The timing was fortuitous. When Canada’s Minister of National Defence announced that the government is buying 88 F-35 fighter jets, the announcement was timed for when the Prime Minister would be out the country. That way he didn’t have to take any questions.
For him this is an especially embarrassing purchase, which explains why the announcement was made when he was in Mexico. Less chance of being asked why the government is pouring billions of dollars into a plane he said Canada did not need and would never buy. .
Canada’s military procurement process is always political and moves at a snail’s pace. The need for new jets has been known for 30 years. The decision to buy the F-35 was first made by Prime Minister Stephen Harper in 2010, a decision that was subsequently suspended amid concerns about cost and effectiveness.
I’m not going to question the need for these planes, nor the price tag. Not today anyway. (I have a lingering love for the CF-105, even though I know no government will ever return to that plane.)
What this decision does highlight is the danger of making pronouncements and promises. Which politicians do all the time.
I think it is different to make a promise to do something and then not follow through. Certainly Canadian voters have been very forgiving of Justin Trudeau’s failure to follow through on his promises. From electoral reform to balanced budgets to government transparency to revenue neutral carbon taxes to climate change action, the only consistency is that he has broken his promises.

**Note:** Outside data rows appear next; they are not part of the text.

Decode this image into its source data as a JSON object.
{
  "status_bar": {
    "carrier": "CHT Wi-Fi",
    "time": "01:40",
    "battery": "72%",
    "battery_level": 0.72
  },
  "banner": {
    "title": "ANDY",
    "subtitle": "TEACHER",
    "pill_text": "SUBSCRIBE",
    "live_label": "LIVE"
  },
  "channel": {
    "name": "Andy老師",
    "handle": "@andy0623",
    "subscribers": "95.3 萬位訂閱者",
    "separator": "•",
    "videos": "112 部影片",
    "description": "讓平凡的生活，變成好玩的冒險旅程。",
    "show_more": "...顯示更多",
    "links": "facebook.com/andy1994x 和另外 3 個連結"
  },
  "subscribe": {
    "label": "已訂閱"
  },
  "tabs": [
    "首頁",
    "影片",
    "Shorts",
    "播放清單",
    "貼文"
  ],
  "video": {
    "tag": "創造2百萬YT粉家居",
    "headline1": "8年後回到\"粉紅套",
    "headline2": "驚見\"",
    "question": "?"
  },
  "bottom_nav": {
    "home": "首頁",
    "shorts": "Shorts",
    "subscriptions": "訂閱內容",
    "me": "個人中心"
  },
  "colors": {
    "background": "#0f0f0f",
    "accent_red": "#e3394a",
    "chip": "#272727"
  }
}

The people have collectively shrugged. It isn’t as if we expect politicians to do what they promise.
Promising not to do something feels different. The promise seems more definite when it is made, even though we know that politicians don’t live up to their politicians. Somehow it seems more embarrassing. Or would be if you were the type of person who feels shame.
Justin Trudeau was very clear. His government would never buy the F-35. He was going to buy cheaper, unnamed, jets and use the savings for six new offshore patrol ships for the navy. Until the Liberals discovered the F-35 was the jet that met the air force’s operational needs better than anything else they could buy. And the navy seems no closer to getting its new ships than it was in 2015 when Trudeau promised them the money was coming.
If there is a lesson for aspiring politicians to learn here, it is to be careful with your language. I doubt that in 2015 Justin Trudeau had paid much attention to military matters. He knew the price tag attached the the F-35, and that the Conservative government had thought it a wise purchase. That was enough to convince him to say “never.”
The funny thing is, Canada was part of the multinational consortium that developed the F-35, getting involved in 1997 under a Liberal Prime Minister, Jean Chretien. Stephen Harper’s government continued its involvement because it was felt to be the best option for Canada’s defence needs. Maybe that wasn’t part of Trudeau’s briefing notes.
With the purchase announcement he looks silly. The smart thing would be to apologize for his 2015 pronouncement and admit he really didn’t know what he was talking about back then, that he let politics get in the way of proper evaluation of the jet and the military’s needs.
Do you think that is likely to happen? Neither do I.